» TASK DETAILS: Reproduce the entries below character for character.
Start of SOURCE MATERIAL
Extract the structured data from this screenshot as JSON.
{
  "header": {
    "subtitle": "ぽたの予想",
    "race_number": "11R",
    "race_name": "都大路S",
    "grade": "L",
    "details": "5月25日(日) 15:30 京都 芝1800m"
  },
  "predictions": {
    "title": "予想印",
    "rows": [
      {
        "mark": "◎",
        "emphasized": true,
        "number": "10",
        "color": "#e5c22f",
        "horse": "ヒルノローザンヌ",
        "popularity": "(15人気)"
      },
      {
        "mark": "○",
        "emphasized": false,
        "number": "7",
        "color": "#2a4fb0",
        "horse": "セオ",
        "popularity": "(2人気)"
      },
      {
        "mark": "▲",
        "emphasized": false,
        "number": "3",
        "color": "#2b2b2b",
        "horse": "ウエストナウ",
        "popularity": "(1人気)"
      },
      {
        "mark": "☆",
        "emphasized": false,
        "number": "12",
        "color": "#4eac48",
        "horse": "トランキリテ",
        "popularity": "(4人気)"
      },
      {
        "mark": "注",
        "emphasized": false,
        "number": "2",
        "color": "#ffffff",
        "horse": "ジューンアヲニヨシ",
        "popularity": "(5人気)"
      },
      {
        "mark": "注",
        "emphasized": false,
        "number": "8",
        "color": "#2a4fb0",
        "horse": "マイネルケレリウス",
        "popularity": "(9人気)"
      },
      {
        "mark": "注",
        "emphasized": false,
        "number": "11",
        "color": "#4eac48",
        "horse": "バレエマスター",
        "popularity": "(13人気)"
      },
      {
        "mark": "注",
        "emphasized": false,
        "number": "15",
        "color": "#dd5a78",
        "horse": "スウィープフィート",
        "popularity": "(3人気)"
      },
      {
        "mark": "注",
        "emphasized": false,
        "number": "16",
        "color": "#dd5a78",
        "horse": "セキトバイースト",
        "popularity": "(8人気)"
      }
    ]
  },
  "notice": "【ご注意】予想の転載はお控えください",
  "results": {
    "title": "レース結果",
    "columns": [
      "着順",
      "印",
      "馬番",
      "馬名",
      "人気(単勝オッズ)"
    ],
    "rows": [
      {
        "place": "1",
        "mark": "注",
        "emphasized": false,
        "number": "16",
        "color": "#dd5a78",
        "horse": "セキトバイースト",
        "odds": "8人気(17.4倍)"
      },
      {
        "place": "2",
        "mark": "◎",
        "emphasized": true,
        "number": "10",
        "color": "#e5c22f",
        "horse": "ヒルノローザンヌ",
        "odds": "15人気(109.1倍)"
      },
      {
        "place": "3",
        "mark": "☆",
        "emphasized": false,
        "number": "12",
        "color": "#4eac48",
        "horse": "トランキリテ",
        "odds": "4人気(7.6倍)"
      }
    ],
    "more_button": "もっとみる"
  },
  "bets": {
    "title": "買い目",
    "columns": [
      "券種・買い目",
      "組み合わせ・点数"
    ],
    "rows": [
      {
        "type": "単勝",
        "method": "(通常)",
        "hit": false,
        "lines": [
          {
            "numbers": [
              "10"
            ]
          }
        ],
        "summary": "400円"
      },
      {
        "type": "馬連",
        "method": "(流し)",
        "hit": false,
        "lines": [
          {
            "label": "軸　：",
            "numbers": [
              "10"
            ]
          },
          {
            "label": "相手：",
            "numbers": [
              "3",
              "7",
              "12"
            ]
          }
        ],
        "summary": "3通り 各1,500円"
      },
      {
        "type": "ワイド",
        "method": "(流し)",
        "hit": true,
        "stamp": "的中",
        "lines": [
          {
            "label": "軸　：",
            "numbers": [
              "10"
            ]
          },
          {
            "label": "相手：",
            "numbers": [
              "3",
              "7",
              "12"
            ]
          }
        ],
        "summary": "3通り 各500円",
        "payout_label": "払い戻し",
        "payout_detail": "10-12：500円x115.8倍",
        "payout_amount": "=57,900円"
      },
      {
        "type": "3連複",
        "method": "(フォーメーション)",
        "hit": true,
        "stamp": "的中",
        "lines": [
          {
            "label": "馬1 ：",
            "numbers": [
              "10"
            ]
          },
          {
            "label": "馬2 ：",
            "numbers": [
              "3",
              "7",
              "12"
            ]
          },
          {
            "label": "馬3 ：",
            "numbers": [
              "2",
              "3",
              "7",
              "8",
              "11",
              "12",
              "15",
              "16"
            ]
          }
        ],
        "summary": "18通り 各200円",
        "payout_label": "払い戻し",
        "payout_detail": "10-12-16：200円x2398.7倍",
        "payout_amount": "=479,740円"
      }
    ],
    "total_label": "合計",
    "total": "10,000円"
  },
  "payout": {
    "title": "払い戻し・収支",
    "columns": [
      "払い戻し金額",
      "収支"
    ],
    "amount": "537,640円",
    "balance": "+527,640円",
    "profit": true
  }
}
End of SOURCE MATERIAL
» RESULT OF THE EXERCISE:
Extract the structured data from this screenshot as JSON.
{
  "header": {
    "subtitle": "ぽたの予想",
    "race_number": "11R",
    "race_name": "都大路S",
    "grade": "L",
    "details": "5月25日(日) 15:30 京都 芝1800m"
  },
  "predictions": {
    "title": "予想印",
    "rows": [
      {
        "mark": "◎",
        "emphasized": true,
        "number": "10",
        "color": "#e5c22f",
        "horse": "ヒルノローザンヌ",
        "popularity": "(15人気)"
      },
      {
        "mark": "○",
        "emphasized": false,
        "number": "7",
        "color": "#2a4fb0",
        "horse": "セオ",
        "popularity": "(2人気)"
      },
      {
        "mark": "▲",
        "emphasized": false,
        "number": "3",
        "color": "#2b2b2b",
        "horse": "ウエストナウ",
        "popularity": "(1人気)"
      },
      {
        "mark": "☆",
        "emphasized": false,
        "number": "12",
        "color": "#4eac48",
        "horse": "トランキリテ",
        "popularity": "(4人気)"
      },
      {
        "mark": "注",
        "emphasized": false,
        "number": "2",
        "color": "#ffffff",
        "horse": "ジューンアヲニヨシ",
        "popularity": "(5人気)"
      },
      {
        "mark": "注",
        "emphasized": false,
        "number": "8",
        "color": "#2a4fb0",
        "horse": "マイネルケレリウス",
        "popularity": "(9人気)"
      },
      {
        "mark": "注",
        "emphasized": false,
        "number": "11",
        "color": "#4eac48",
        "horse": "バレエマスター",
        "popularity": "(13人気)"
      },
      {
        "mark": "注",
        "emphasized": false,
        "number": "15",
        "color": "#dd5a78",
        "horse": "スウィープフィート",
        "popularity": "(3人気)"
      },
      {
        "mark": "注",
        "emphasized": false,
        "number": "16",
        "color": "#dd5a78",
        "horse": "セキトバイースト",
        "popularity": "(8人気)"
      }
    ]
  },
  "notice": "【ご注意】予想の転載はお控えください",
  "results": {
    "title": "レース結果",
    "columns": [
      "着順",
      "印",
      "馬番",
      "馬名",
      "人気(単勝オッズ)"
    ],
    "rows": [
      {
        "place": "1",
        "mark": "注",
        "emphasized": false,
        "number": "16",
        "color": "#dd5a78",
        "horse": "セキトバイースト",
        "odds": "8人気(17.4倍)"
      },
      {
        "place": "2",
        "mark": "◎",
        "emphasized": true,
        "number": "10",
        "color": "#e5c22f",
        "horse": "ヒルノローザンヌ",
        "odds": "15人気(109.1倍)"
      },
      {
        "place": "3",
        "mark": "☆",
        "emphasized": false,
        "number": "12",
        "color": "#4eac48",
        "horse": "トランキリテ",
        "odds": "4人気(7.6倍)"
      }
    ],
    "more_button": "もっとみる"
  },
  "bets": {
    "title": "買い目",
    "columns": [
      "券種・買い目",
      "組み合わせ・点数"
    ],
    "rows": [
      {
        "type": "単勝",
        "method": "(通常)",
        "hit": false,
        "lines": [
          {
            "numbers": [
              "10"
            ]
          }
        ],
        "summary": "400円"
      },
      {
        "type": "馬連",
        "method": "(流し)",
        "hit": false,
        "lines": [
          {
            "label": "軸　：",
            "numbers": [
              "10"
            ]
          },
          {
            "label": "相手：",
            "numbers": [
              "3",
              "7",
              "12"
            ]
          }
        ],
        "summary": "3通り 各1,500円"
      },
      {
        "type": "ワイド",
        "method": "(流し)",
        "hit": true,
        "stamp": "的中",
        "lines": [
          {
            "label": "軸　：",
            "numbers": [
              "10"
            ]
          },
          {
            "label": "相手：",
            "numbers": [
              "3",
              "7",
              "12"
            ]
          }
        ],
        "summary": "3通り 各500円",
        "payout_label": "払い戻し",
        "payout_detail": "10-12：500円x115.8倍",
        "payout_amount": "=57,900円"
      },
      {
        "type": "3連複",
        "method": "(フォーメーション)",
        "hit": true,
        "stamp": "的中",
        "lines": [
          {
            "label": "馬1 ：",
            "numbers": [
              "10"
            ]
          },
          {
            "label": "馬2 ：",
            "numbers": [
              "3",
              "7",
              "12"
            ]
          },
          {
            "label": "馬3 ：",
            "numbers": [
              "2",
              "3",
              "7",
              "8",
              "11",
              "12",
              "15",
              "16"
            ]
          }
        ],
        "summary": "18通り 各200円",
        "payout_label": "払い戻し",
        "payout_detail": "10-12-16：200円x2398.7倍",
        "payout_amount": "=479,740円"
      }
    ],
    "total_label": "合計",
    "total": "10,000円"
  },
  "payout": {
    "title": "払い戻し・収支",
    "columns": [
      "払い戻し金額",
      "収支"
    ],
    "amount": "537,640円",
    "balance": "+527,640円",
    "profit": true
  }
}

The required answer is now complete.